It's good that strangers can't just wander into a school or that young students can't wander off campus. It's good that there are cameras to deter vandalism. The problem is that a camera or a metal detector or ID badge are not going to deter a crazed individual with an arsenal from storming a school or a dorm or a movie theater. I support increased background checks for gun buyers but that won't stop the one in a million lunatic from killing people at a crowded theater.

Don't say “we must protect our children at all costs” because that is simply not true. If it were true we would have safe sidewalks, safe intersections, school storm cellars, safer school buses. We make choices everyday where and how to spend our money. We make compromises.

We can and should be careful but we can never be completely safe. Bad stuff is going to happen and sometimes it will happen to innocent children and good people. I loathe the nanny state and overprotective, helicopter parents. Kids need some freedom. They need to be able to make a mistake or do foolish things and then suffer the consequences.

Remember, there is a finite amount of money for our schools. Should we buy another surveillance camera or another computer for the classroom? Do we need another security officer or another teacher? Do we need more metal detectors or more trombones for the band?

I'm thankful that none of my schools had surveillance cameras, RFID sensors, police officers or locked doors. If they had I would have been in trouble all the time.
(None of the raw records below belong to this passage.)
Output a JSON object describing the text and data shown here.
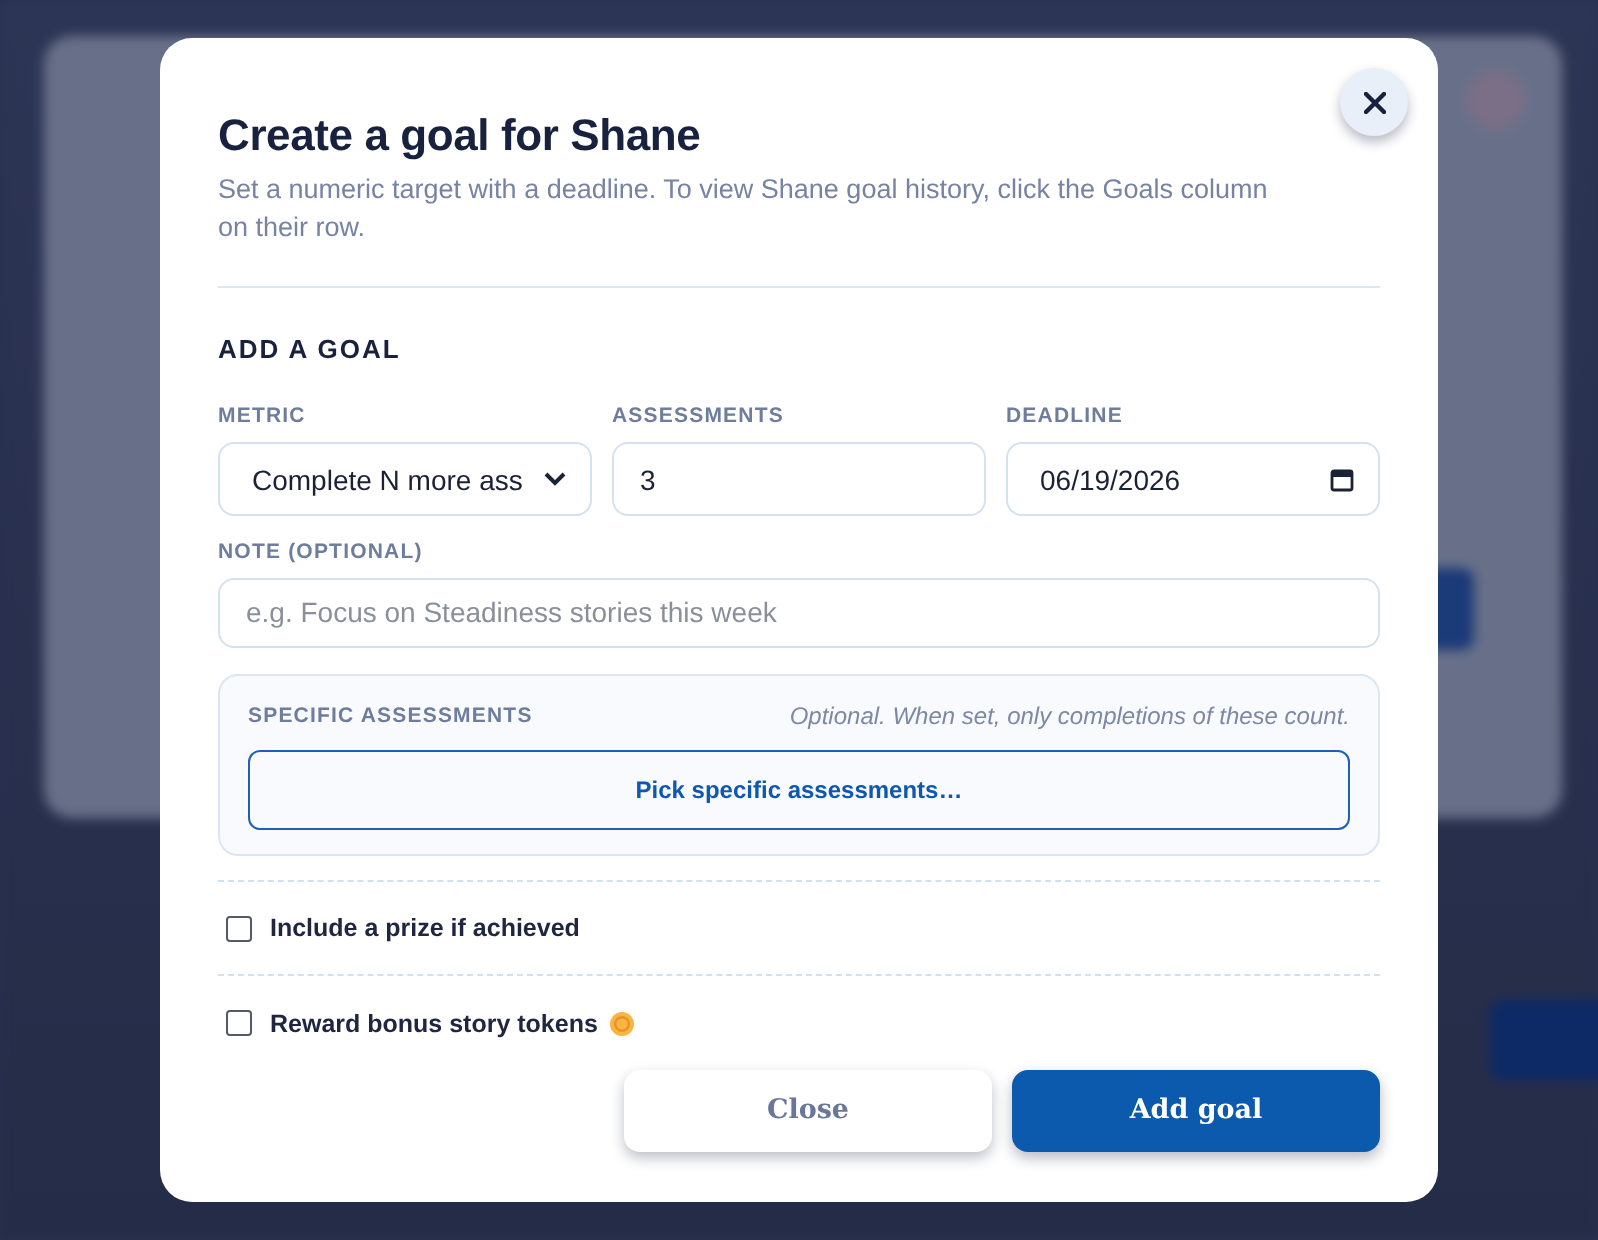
{
  "dialog": {
    "title": "Create a goal for Shane",
    "description": "Set a numeric target with a deadline. To view Shane goal history, click the Goals column on their row."
  },
  "section_title": "ADD A GOAL",
  "fields": [
    {
      "label": "METRIC",
      "kind": "select",
      "value": "Complete N more ass"
    },
    {
      "label": "ASSESSMENTS",
      "kind": "number",
      "value": "3"
    },
    {
      "label": "DEADLINE",
      "kind": "date",
      "value": "06/19/2026"
    }
  ],
  "note": {
    "label": "NOTE (OPTIONAL)",
    "placeholder": "e.g. Focus on Steadiness stories this week"
  },
  "specific_assessments": {
    "title": "SPECIFIC ASSESSMENTS",
    "hint": "Optional. When set, only completions of these count.",
    "button": "Pick specific assessments…"
  },
  "options": [
    {
      "label": "Include a prize if achieved",
      "checked": false,
      "kind": "plain"
    },
    {
      "label": "Reward bonus story tokens",
      "checked": false,
      "kind": "token"
    }
  ],
  "buttons": [
    {
      "label": "Close",
      "kind": "secondary"
    },
    {
      "label": "Add goal",
      "kind": "primary"
    }
  ]
}
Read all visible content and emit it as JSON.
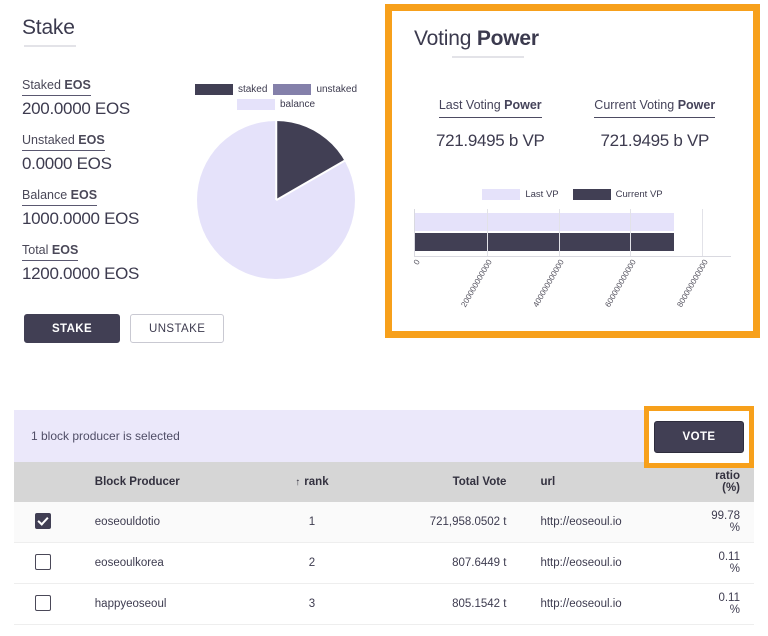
{
  "stake_panel": {
    "title_light": "Stake",
    "title_bold": "",
    "stats": [
      {
        "label_light": "Staked ",
        "label_bold": "EOS",
        "value": "200.0000 EOS"
      },
      {
        "label_light": "Unstaked ",
        "label_bold": "EOS",
        "value": "0.0000 EOS"
      },
      {
        "label_light": "Balance ",
        "label_bold": "EOS",
        "value": "1000.0000 EOS"
      },
      {
        "label_light": "Total ",
        "label_bold": "EOS",
        "value": "1200.0000 EOS"
      }
    ],
    "buttons": {
      "stake": "STAKE",
      "unstake": "UNSTAKE"
    }
  },
  "voting_power_panel": {
    "title_light": "Voting ",
    "title_bold": "Power",
    "highlight_color": "#f7a01b",
    "columns": [
      {
        "label_light": "Last Voting ",
        "label_bold": "Power",
        "value": "721.9495 b VP"
      },
      {
        "label_light": "Current Voting ",
        "label_bold": "Power",
        "value": "721.9495 b VP"
      }
    ]
  },
  "table_section": {
    "selected_text": "1 block producer is selected",
    "vote_button": "VOTE",
    "headers": {
      "block_producer": "Block Producer",
      "rank": "rank",
      "rank_sort_icon": "↑",
      "total_vote": "Total Vote",
      "url": "url",
      "ratio": "ratio (%)"
    },
    "rows": [
      {
        "checked": true,
        "block_producer": "eoseouldotio",
        "rank": "1",
        "total_vote": "721,958.0502 t",
        "url": "http://eoseoul.io",
        "ratio": "99.78 %"
      },
      {
        "checked": false,
        "block_producer": "eoseoulkorea",
        "rank": "2",
        "total_vote": "807.6449 t",
        "url": "http://eoseoul.io",
        "ratio": "0.11 %"
      },
      {
        "checked": false,
        "block_producer": "happyeoseoul",
        "rank": "3",
        "total_vote": "805.1542 t",
        "url": "http://eoseoul.io",
        "ratio": "0.11 %"
      }
    ]
  },
  "chart_data": [
    {
      "type": "pie",
      "title": "",
      "legend": [
        "staked",
        "unstaked",
        "balance"
      ],
      "legend_position": "top",
      "categories": [
        "staked",
        "unstaked",
        "balance"
      ],
      "values": [
        200.0,
        0.0,
        1000.0
      ],
      "unit": "EOS",
      "colors": [
        "#413f54",
        "#8480aa",
        "#e5e2fa"
      ],
      "start_angle_deg": 0,
      "slice_angles_deg": [
        60,
        0,
        300
      ]
    },
    {
      "type": "bar",
      "orientation": "horizontal",
      "title": "",
      "categories": [
        "Last VP",
        "Current VP"
      ],
      "series": [
        {
          "name": "Last VP",
          "values": [
            721949500000
          ],
          "color": "#e5e2fa"
        },
        {
          "name": "Current VP",
          "values": [
            721949500000
          ],
          "color": "#413f54"
        }
      ],
      "legend": [
        "Last VP",
        "Current VP"
      ],
      "legend_position": "top",
      "xlabel": "",
      "ylabel": "",
      "xlim": [
        0,
        880000000000
      ],
      "xticks": [
        "0",
        "200000000000",
        "400000000000",
        "600000000000",
        "800000000000"
      ],
      "xtick_values": [
        0,
        200000000000,
        400000000000,
        600000000000,
        800000000000
      ],
      "grid": true
    }
  ]
}
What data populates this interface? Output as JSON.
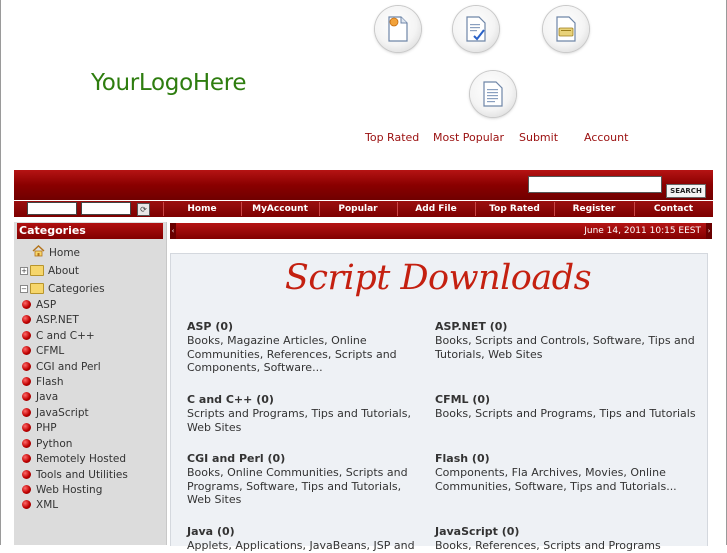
{
  "logo": {
    "text": "YourLogoHere"
  },
  "top_icons": [
    {
      "name": "new-document-icon"
    },
    {
      "name": "checked-document-icon"
    },
    {
      "name": "submit-document-icon"
    },
    {
      "name": "account-document-icon"
    }
  ],
  "top_links": [
    "Top Rated",
    "Most Popular",
    "Submit",
    "Account"
  ],
  "search": {
    "button_label": "SEARCH",
    "value": ""
  },
  "nav": [
    "Home",
    "MyAccount",
    "Popular",
    "Add File",
    "Top Rated",
    "Register",
    "Contact"
  ],
  "sidebar": {
    "title": "Categories",
    "tree": [
      "Home",
      "About",
      "Categories"
    ],
    "categories": [
      "ASP",
      "ASP.NET",
      "C and C++",
      "CFML",
      "CGI and Perl",
      "Flash",
      "Java",
      "JavaScript",
      "PHP",
      "Python",
      "Remotely Hosted",
      "Tools and Utilities",
      "Web Hosting",
      "XML"
    ]
  },
  "date": "June 14, 2011 10:15 EEST",
  "content": {
    "banner": "Script Downloads",
    "cells": [
      {
        "title": "ASP (0)",
        "desc": "Books, Magazine Articles, Online Communities, References, Scripts and Components, Software..."
      },
      {
        "title": "ASP.NET (0)",
        "desc": "Books, Scripts and Controls, Software, Tips and Tutorials, Web Sites"
      },
      {
        "title": "C and C++ (0)",
        "desc": "Scripts and Programs, Tips and Tutorials, Web Sites"
      },
      {
        "title": "CFML (0)",
        "desc": "Books, Scripts and Programs, Tips and Tutorials"
      },
      {
        "title": "CGI and Perl (0)",
        "desc": "Books, Online Communities, Scripts and Programs, Software, Tips and Tutorials, Web Sites"
      },
      {
        "title": "Flash (0)",
        "desc": "Components, Fla Archives, Movies, Online Communities, Software, Tips and Tutorials..."
      },
      {
        "title": "Java (0)",
        "desc": "Applets, Applications, JavaBeans, JSP and"
      },
      {
        "title": "JavaScript (0)",
        "desc": "Books, References, Scripts and Programs"
      }
    ]
  },
  "colors": {
    "brand_red": "#8a0000",
    "logo_green": "#2e7d0f",
    "banner_red": "#c42010",
    "link_red": "#9a0f0f"
  }
}
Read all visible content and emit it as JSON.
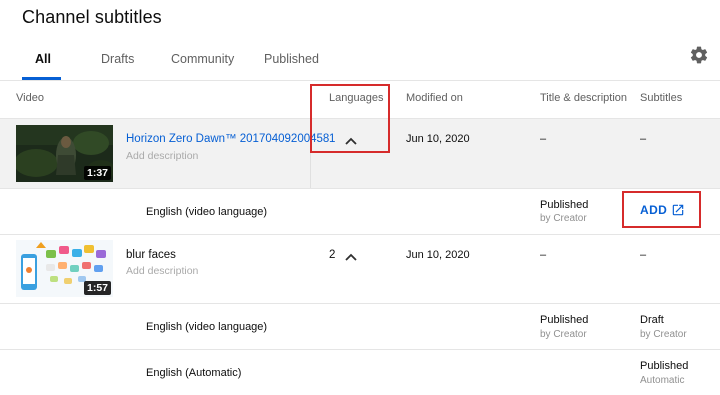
{
  "page": {
    "title": "Channel subtitles"
  },
  "tabs": [
    {
      "label": "All",
      "active": true
    },
    {
      "label": "Drafts",
      "active": false
    },
    {
      "label": "Community",
      "active": false
    },
    {
      "label": "Published",
      "active": false
    }
  ],
  "icons": {
    "settings": "gear-icon",
    "chevron": "chevron-up-icon",
    "external": "open-in-new-icon"
  },
  "columns": {
    "video": "Video",
    "languages": "Languages",
    "modified": "Modified on",
    "title_desc": "Title & description",
    "subtitles": "Subtitles"
  },
  "videos": [
    {
      "title": "Horizon Zero Dawn™ 20170409200458",
      "description": "Add description",
      "duration": "1:37",
      "languages": "1",
      "modified": "Jun 10, 2020",
      "title_desc": "–",
      "subtitles": "–",
      "tracks": [
        {
          "language": "English (video language)",
          "title_status": "Published",
          "title_by": "by Creator",
          "subtitles_action": "ADD"
        }
      ]
    },
    {
      "title": "blur faces",
      "description": "Add description",
      "duration": "1:57",
      "languages": "2",
      "modified": "Jun 10, 2020",
      "title_desc": "–",
      "subtitles": "–",
      "tracks": [
        {
          "language": "English (video language)",
          "title_status": "Published",
          "title_by": "by Creator",
          "sub_status": "Draft",
          "sub_by": "by Creator"
        },
        {
          "language": "English (Automatic)",
          "sub_status": "Published",
          "sub_by": "Automatic"
        }
      ]
    }
  ],
  "colors": {
    "accent": "#065fd4",
    "highlight": "#d62b2b",
    "row_hover": "#f2f2f2"
  }
}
I don't have the answers. I hope that our school security budgets are based on real need and not knee jerk, politically prudent and feel good reactions. I just want every possible dollar spent on real education.